The substance that was blocking the CF patients' lungs turned out to be pus - collections of lung cells and bacteria.
"They had loads of phlegm, but in fact that phlegm was pus. We always thought there would be loads of mucus also but there isn't," he said.
Dr Rubin believes that increasing mucus levels could help.
"Mucus is good for you. It traps particles that you inhale and helps them get swept out of the lung. Healthy people produce mucus when they get an infection as a defence.
"Perhaps mucus is critical for preventing infection in the CF airway.

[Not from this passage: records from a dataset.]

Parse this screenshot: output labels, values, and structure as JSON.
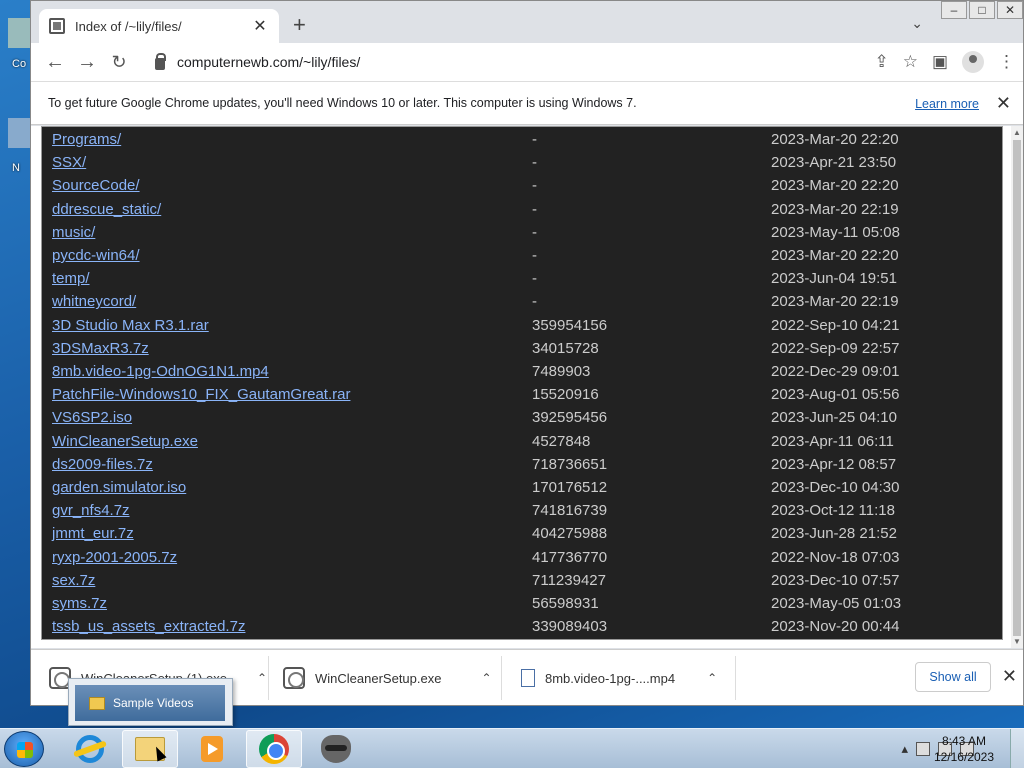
{
  "desktop": {
    "icon_label_1": "Co",
    "icon_label_2": "N"
  },
  "browser": {
    "tab_title": "Index of /~lily/files/",
    "url": "computernewb.com/~lily/files/"
  },
  "infobar": {
    "message": "To get future Google Chrome updates, you'll need Windows 10 or later. This computer is using Windows 7.",
    "learn_more": "Learn more"
  },
  "listing": [
    {
      "name": "Programs/",
      "size": "-",
      "date": "2023-Mar-20 22:20"
    },
    {
      "name": "SSX/",
      "size": "-",
      "date": "2023-Apr-21 23:50"
    },
    {
      "name": "SourceCode/",
      "size": "-",
      "date": "2023-Mar-20 22:20"
    },
    {
      "name": "ddrescue_static/",
      "size": "-",
      "date": "2023-Mar-20 22:19"
    },
    {
      "name": "music/",
      "size": "-",
      "date": "2023-May-11 05:08"
    },
    {
      "name": "pycdc-win64/",
      "size": "-",
      "date": "2023-Mar-20 22:20"
    },
    {
      "name": "temp/",
      "size": "-",
      "date": "2023-Jun-04 19:51"
    },
    {
      "name": "whitneycord/",
      "size": "-",
      "date": "2023-Mar-20 22:19"
    },
    {
      "name": "3D Studio Max R3.1.rar",
      "size": "359954156",
      "date": "2022-Sep-10 04:21"
    },
    {
      "name": "3DSMaxR3.7z",
      "size": "34015728",
      "date": "2022-Sep-09 22:57"
    },
    {
      "name": "8mb.video-1pg-OdnOG1N1.mp4",
      "size": "7489903",
      "date": "2022-Dec-29 09:01"
    },
    {
      "name": "PatchFile-Windows10_FIX_GautamGreat.rar",
      "size": "15520916",
      "date": "2023-Aug-01 05:56"
    },
    {
      "name": "VS6SP2.iso",
      "size": "392595456",
      "date": "2023-Jun-25 04:10"
    },
    {
      "name": "WinCleanerSetup.exe",
      "size": "4527848",
      "date": "2023-Apr-11 06:11"
    },
    {
      "name": "ds2009-files.7z",
      "size": "718736651",
      "date": "2023-Apr-12 08:57"
    },
    {
      "name": "garden.simulator.iso",
      "size": "170176512",
      "date": "2023-Dec-10 04:30"
    },
    {
      "name": "gvr_nfs4.7z",
      "size": "741816739",
      "date": "2023-Oct-12 11:18"
    },
    {
      "name": "jmmt_eur.7z",
      "size": "404275988",
      "date": "2023-Jun-28 21:52"
    },
    {
      "name": "ryxp-2001-2005.7z",
      "size": "417736770",
      "date": "2022-Nov-18 07:03"
    },
    {
      "name": "sex.7z",
      "size": "711239427",
      "date": "2023-Dec-10 07:57"
    },
    {
      "name": "syms.7z",
      "size": "56598931",
      "date": "2023-May-05 01:03"
    },
    {
      "name": "tssb_us_assets_extracted.7z",
      "size": "339089403",
      "date": "2023-Nov-20 00:44"
    }
  ],
  "downloads": {
    "items": [
      "WinCleanerSetup (1).exe",
      "WinCleanerSetup.exe",
      "8mb.video-1pg-....mp4"
    ],
    "show_all": "Show all"
  },
  "tooltip": {
    "label": "Sample Videos"
  },
  "taskbar": {
    "time": "8:43 AM",
    "date": "12/16/2023"
  },
  "colors": {
    "link": "#8ab4f8",
    "listing_bg": "#222222",
    "accent": "#1a5fb4"
  }
}
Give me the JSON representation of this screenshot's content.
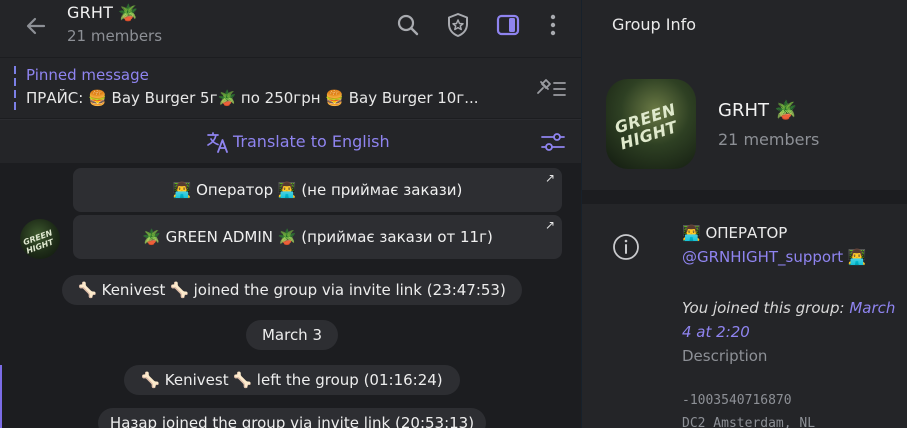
{
  "chat": {
    "title": "GRHT 🪴",
    "members": "21 members",
    "pinned": {
      "label": "Pinned message",
      "text": "ПРАЙС: 🍔 Bay Burger 5г🪴 по 250грн 🍔 Bay Burger 10г..."
    },
    "translate_label": "Translate to English",
    "bot_buttons": [
      {
        "label": "👨‍💻 Оператор 👨‍💻 (не приймає закази)"
      },
      {
        "label": "🪴 GREEN ADMIN 🪴 (приймає закази от 11г)"
      }
    ],
    "avatar_text": "GREEN HIGHT",
    "services": [
      {
        "text": "🦴 Kenivest 🦴 joined the group via invite link (23:47:53)"
      },
      {
        "text": "March 3"
      },
      {
        "text": "🦴 Kenivest 🦴 left the group (01:16:24)"
      },
      {
        "text": "Назар joined the group via invite link (20:53:13)"
      }
    ]
  },
  "info": {
    "panel_title": "Group Info",
    "avatar_text": "GREEN HIGHT",
    "name": "GRHT 🪴",
    "members": "21 members",
    "operator_line": "👨‍💻 ОПЕРАТОР",
    "operator_link": "@GRNHIGHT_support",
    "operator_link_emoji": "👨‍💻",
    "joined_prefix": "You joined this group: ",
    "joined_date": "March 4 at 2:20",
    "description_label": "Description",
    "group_id": "-1003540716870",
    "dc": "DC2 Amsterdam, NL"
  },
  "icons": [
    "back-arrow-icon",
    "search-icon",
    "shield-icon",
    "sidebar-toggle-icon",
    "more-vertical-icon",
    "pin-list-icon",
    "translate-icon",
    "settings-sliders-icon",
    "info-icon",
    "external-link-icon"
  ],
  "colors": {
    "accent": "#8f84f0",
    "panel": "#242528",
    "chat_bg": "#1c1d20",
    "bubble": "#2d2e32"
  }
}
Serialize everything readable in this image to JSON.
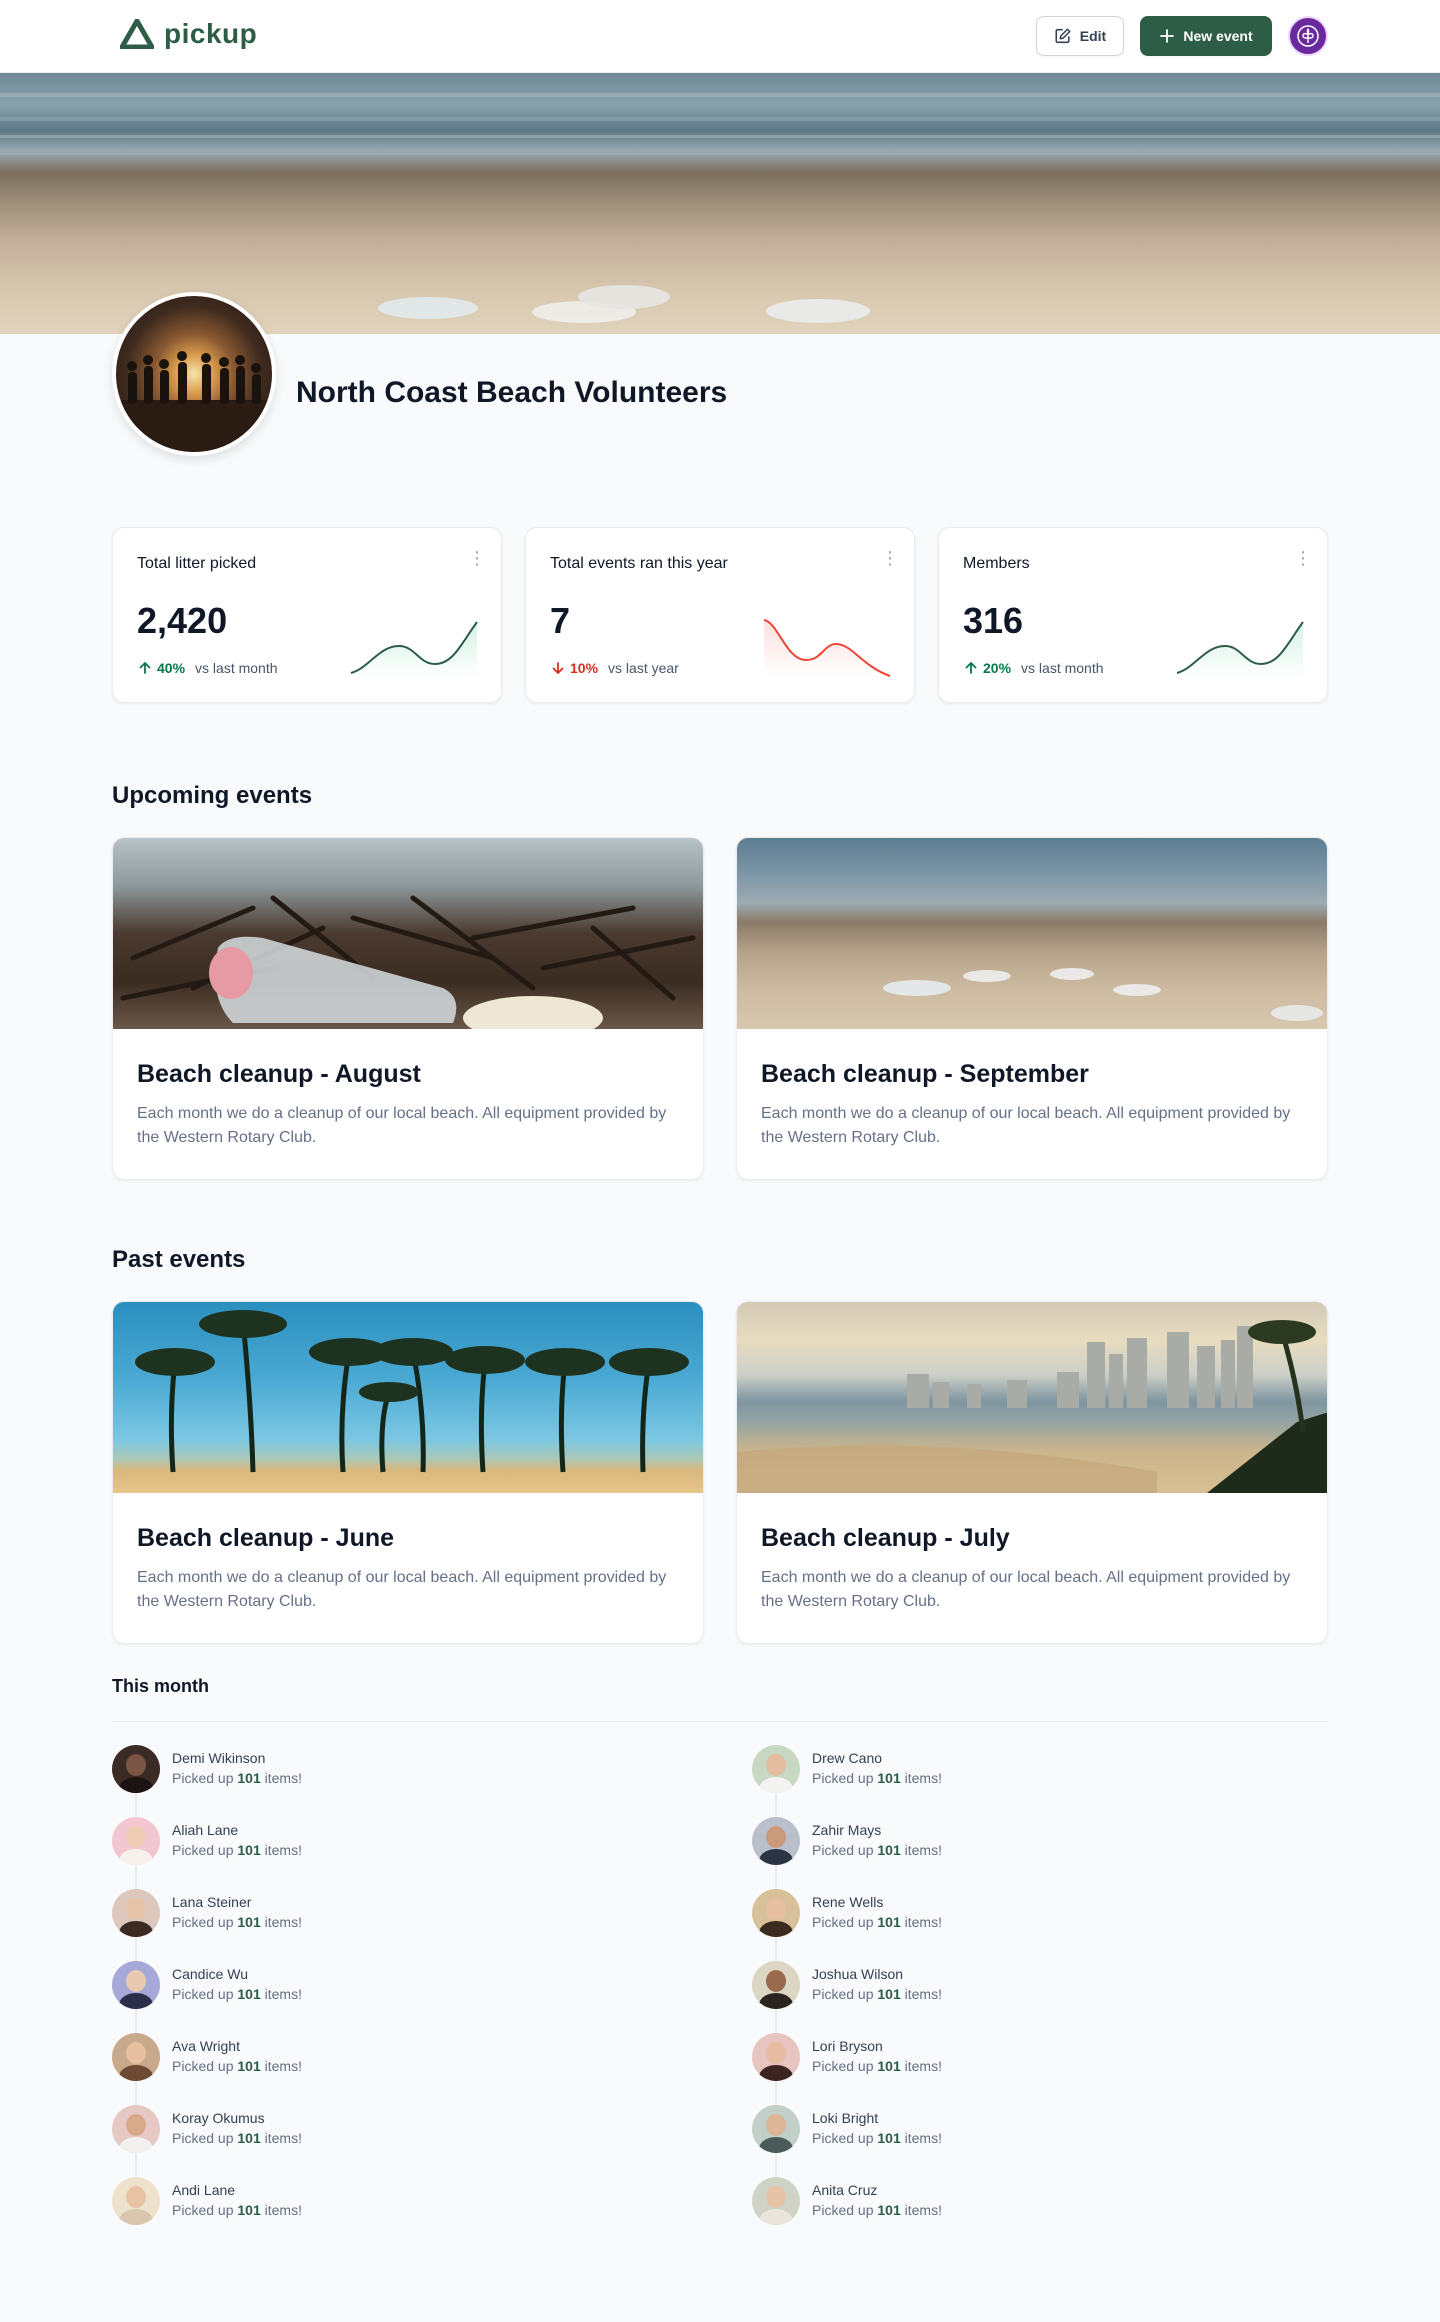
{
  "app": {
    "name": "pickup"
  },
  "header": {
    "edit_label": "Edit",
    "new_event_label": "New event"
  },
  "group": {
    "name": "North Coast Beach Volunteers"
  },
  "stats": [
    {
      "title": "Total litter picked",
      "value": "2,420",
      "trend_direction": "up",
      "trend_pct": "40%",
      "trend_label": "vs last month",
      "color": "#12b76a"
    },
    {
      "title": "Total events ran this year",
      "value": "7",
      "trend_direction": "down",
      "trend_pct": "10%",
      "trend_label": "vs last year",
      "color": "#f04438"
    },
    {
      "title": "Members",
      "value": "316",
      "trend_direction": "up",
      "trend_pct": "20%",
      "trend_label": "vs last month",
      "color": "#12b76a"
    }
  ],
  "upcoming": {
    "heading": "Upcoming events",
    "events": [
      {
        "title": "Beach cleanup - August",
        "description": "Each month we do a cleanup of our local beach. All equipment provided by the Western Rotary Club."
      },
      {
        "title": "Beach cleanup - September",
        "description": "Each month we do a cleanup of our local beach. All equipment provided by the Western Rotary Club."
      }
    ]
  },
  "past": {
    "heading": "Past events",
    "events": [
      {
        "title": "Beach cleanup - June",
        "description": "Each month we do a cleanup of our local beach. All equipment provided by the Western Rotary Club."
      },
      {
        "title": "Beach cleanup - July",
        "description": "Each month we do a cleanup of our local beach. All equipment provided by the Western Rotary Club."
      }
    ]
  },
  "this_month": {
    "heading": "This month",
    "status_prefix": "Picked up ",
    "status_suffix": " items!",
    "left": [
      {
        "name": "Demi Wikinson",
        "count": "101"
      },
      {
        "name": "Aliah Lane",
        "count": "101"
      },
      {
        "name": "Lana Steiner",
        "count": "101"
      },
      {
        "name": "Candice Wu",
        "count": "101"
      },
      {
        "name": "Ava Wright",
        "count": "101"
      },
      {
        "name": "Koray Okumus",
        "count": "101"
      },
      {
        "name": "Andi Lane",
        "count": "101"
      }
    ],
    "right": [
      {
        "name": "Drew Cano",
        "count": "101"
      },
      {
        "name": "Zahir Mays",
        "count": "101"
      },
      {
        "name": "Rene Wells",
        "count": "101"
      },
      {
        "name": "Joshua Wilson",
        "count": "101"
      },
      {
        "name": "Lori Bryson",
        "count": "101"
      },
      {
        "name": "Loki Bright",
        "count": "101"
      },
      {
        "name": "Anita Cruz",
        "count": "101"
      }
    ]
  },
  "colors": {
    "brand": "#2e5d47",
    "org_avatar": "#6b2a9b",
    "trend_up": "#027a48",
    "trend_down": "#d92d20"
  }
}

In its absence the bacteria get there and find a welcome playground," he said.
To test their theory the researchers plan to do a study in animals to see if mucus can effectively soak up the bacteria they believe is reproducing in the airway of CF patients.
"If it turns out that mucus is protective against bacteria, we may have a treatment for CF," said Dr Rubin.
"There are ways to increase mucus production in normal airways, we just need to show that they are also effective in CF airways," he said.
The scientists also hope to find out why people with CF produce less mucus.
From their study they know that the mucus is not produced rather than produced and then broken down.
"Perhaps the mucus is in the cells and not getting out. It may be that the cells are not producing the mucus. We need to do more work," Dr Rubin said.
Dr Jim Littlewood, chairman of the Cystic Fibrosis Trust said: "I have never heard that it is an underproduction of mucus by these proteins. It's a new theory and there may be some substance in it.
"We have known for a long time that the main problem is the lungs eventually become chronically infected in the majority of patients and the reason for this is still unknown.
"We are interested in any new development which may improve the treatment of people with CF and will look forward with interest to the results of the proposed animal experiments looking into the antibacterial role of mucus," he said.